__Your instructions__: Where a line in the records holds "path", count it once; return only the final number.

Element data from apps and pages
.....
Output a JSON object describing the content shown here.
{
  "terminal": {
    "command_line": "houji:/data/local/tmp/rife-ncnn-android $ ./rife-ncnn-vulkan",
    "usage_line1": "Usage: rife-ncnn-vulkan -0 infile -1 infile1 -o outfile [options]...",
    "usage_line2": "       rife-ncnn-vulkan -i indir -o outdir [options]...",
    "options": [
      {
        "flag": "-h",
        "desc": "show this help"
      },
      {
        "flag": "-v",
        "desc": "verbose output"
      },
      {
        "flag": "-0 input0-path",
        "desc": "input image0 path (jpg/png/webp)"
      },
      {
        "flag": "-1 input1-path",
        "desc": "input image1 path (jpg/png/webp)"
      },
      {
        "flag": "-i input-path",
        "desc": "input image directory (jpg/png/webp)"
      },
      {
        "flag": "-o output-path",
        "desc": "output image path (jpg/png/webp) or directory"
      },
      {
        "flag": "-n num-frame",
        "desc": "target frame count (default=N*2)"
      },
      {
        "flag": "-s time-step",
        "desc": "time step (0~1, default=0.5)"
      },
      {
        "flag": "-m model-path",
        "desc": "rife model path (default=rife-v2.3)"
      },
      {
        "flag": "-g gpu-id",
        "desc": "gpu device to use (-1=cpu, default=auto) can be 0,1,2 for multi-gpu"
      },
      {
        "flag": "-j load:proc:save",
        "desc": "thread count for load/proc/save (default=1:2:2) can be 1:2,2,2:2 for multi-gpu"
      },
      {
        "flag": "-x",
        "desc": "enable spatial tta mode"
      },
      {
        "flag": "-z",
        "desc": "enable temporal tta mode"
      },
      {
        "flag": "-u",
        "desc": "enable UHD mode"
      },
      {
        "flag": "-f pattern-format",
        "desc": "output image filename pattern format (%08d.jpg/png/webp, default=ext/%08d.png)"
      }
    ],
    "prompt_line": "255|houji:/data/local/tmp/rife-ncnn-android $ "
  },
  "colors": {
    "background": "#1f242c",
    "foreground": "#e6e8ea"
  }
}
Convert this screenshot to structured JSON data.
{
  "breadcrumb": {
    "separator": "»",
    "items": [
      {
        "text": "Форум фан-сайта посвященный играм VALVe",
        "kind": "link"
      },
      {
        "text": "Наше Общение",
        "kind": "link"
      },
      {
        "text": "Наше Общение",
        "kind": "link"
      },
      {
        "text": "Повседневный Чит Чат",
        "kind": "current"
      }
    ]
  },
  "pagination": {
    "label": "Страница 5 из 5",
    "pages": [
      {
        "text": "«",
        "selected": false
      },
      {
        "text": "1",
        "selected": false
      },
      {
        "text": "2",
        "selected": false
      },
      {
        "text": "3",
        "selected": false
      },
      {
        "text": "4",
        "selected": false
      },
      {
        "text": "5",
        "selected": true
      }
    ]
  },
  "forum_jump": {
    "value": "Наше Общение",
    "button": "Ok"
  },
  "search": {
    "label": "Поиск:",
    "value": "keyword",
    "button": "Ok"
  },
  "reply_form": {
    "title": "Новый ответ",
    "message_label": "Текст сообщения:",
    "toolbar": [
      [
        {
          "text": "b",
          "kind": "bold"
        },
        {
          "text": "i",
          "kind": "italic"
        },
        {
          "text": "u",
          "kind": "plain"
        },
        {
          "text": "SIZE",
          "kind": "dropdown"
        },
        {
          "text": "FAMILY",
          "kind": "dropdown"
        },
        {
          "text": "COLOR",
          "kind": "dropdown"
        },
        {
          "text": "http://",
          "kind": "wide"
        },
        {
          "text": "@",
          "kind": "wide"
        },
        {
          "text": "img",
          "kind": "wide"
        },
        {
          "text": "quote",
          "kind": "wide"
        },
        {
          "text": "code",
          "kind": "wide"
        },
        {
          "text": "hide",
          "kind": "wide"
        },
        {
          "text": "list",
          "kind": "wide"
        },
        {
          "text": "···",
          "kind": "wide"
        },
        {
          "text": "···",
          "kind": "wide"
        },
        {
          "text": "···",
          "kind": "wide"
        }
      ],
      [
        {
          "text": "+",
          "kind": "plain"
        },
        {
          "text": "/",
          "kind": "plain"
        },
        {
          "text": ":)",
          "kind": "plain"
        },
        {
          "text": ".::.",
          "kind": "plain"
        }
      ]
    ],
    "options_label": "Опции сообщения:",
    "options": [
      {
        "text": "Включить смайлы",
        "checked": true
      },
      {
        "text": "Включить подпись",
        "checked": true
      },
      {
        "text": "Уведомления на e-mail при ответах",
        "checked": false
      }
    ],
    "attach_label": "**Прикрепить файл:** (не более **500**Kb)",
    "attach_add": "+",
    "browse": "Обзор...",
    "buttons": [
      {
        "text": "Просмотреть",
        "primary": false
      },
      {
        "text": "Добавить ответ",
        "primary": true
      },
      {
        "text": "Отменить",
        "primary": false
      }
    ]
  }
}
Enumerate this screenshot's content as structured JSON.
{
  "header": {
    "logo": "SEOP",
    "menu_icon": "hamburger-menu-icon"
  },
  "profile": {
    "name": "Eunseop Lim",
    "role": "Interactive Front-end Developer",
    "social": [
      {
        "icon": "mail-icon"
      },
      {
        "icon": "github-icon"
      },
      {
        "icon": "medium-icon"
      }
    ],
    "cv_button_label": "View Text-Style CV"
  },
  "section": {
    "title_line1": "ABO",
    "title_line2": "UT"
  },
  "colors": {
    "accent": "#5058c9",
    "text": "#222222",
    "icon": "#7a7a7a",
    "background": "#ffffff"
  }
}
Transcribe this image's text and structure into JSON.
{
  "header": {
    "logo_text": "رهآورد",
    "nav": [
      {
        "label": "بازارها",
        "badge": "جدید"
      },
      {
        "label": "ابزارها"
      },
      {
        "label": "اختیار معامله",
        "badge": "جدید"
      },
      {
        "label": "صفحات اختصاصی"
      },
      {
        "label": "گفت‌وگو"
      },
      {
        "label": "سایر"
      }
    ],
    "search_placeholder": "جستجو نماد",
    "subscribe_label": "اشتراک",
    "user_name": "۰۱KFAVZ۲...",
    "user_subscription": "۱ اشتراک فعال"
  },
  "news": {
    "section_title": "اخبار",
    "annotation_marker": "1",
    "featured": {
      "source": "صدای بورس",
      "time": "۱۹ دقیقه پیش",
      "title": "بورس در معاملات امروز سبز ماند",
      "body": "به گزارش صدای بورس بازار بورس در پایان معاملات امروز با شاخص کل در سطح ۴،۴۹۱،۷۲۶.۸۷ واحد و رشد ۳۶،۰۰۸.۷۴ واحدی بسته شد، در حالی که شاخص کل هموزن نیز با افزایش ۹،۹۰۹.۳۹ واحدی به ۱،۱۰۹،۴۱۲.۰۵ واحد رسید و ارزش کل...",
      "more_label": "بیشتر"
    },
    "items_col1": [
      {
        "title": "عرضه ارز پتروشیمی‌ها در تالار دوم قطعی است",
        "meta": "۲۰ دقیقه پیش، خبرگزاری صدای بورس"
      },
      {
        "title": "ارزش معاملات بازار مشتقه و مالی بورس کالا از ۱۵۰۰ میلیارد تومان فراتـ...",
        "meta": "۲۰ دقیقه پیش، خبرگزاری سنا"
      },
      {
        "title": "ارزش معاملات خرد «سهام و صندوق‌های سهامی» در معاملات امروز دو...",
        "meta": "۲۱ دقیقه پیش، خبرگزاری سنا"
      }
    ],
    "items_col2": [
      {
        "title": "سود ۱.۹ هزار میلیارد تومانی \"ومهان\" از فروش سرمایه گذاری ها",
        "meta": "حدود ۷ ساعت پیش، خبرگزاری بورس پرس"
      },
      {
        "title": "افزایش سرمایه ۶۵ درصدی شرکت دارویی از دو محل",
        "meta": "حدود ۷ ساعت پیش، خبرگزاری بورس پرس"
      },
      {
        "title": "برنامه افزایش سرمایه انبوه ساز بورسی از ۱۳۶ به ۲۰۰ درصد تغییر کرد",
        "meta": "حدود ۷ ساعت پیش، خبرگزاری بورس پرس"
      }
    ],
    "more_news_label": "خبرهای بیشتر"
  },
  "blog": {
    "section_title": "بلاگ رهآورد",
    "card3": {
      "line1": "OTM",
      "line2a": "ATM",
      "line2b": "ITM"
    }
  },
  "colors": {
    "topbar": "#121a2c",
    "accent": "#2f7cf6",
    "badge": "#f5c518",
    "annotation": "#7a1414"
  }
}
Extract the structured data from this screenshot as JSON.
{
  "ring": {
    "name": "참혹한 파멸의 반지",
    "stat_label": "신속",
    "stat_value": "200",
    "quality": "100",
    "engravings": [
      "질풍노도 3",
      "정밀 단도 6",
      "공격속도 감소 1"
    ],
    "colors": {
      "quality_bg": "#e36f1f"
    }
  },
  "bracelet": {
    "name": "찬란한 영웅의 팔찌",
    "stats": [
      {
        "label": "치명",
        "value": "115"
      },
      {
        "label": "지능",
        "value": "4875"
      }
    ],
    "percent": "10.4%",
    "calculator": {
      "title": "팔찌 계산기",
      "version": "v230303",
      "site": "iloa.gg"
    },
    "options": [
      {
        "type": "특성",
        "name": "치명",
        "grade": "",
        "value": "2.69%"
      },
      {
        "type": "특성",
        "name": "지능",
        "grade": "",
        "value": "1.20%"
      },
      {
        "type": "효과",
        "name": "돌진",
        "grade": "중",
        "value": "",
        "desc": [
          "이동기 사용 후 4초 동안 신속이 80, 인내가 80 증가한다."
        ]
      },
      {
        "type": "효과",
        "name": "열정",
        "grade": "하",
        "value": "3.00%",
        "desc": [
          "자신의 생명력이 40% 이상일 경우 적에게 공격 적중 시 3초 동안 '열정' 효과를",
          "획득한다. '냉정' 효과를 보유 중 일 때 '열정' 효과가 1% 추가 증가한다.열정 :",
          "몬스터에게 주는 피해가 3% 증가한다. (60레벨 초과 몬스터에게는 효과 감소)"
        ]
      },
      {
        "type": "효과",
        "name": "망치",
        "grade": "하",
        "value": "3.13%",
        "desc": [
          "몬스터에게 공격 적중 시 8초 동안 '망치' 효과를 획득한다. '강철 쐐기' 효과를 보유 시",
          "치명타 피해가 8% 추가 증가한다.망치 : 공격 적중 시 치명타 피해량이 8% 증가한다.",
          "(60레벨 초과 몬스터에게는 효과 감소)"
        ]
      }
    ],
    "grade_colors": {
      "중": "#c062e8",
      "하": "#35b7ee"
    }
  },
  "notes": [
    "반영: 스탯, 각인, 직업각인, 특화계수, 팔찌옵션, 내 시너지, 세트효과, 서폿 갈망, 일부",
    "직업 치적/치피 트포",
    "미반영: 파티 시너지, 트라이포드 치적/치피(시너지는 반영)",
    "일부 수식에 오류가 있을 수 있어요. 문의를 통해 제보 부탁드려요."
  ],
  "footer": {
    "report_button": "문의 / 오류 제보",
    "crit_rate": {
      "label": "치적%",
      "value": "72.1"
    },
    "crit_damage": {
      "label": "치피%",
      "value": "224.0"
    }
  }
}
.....
__Answer section__: 9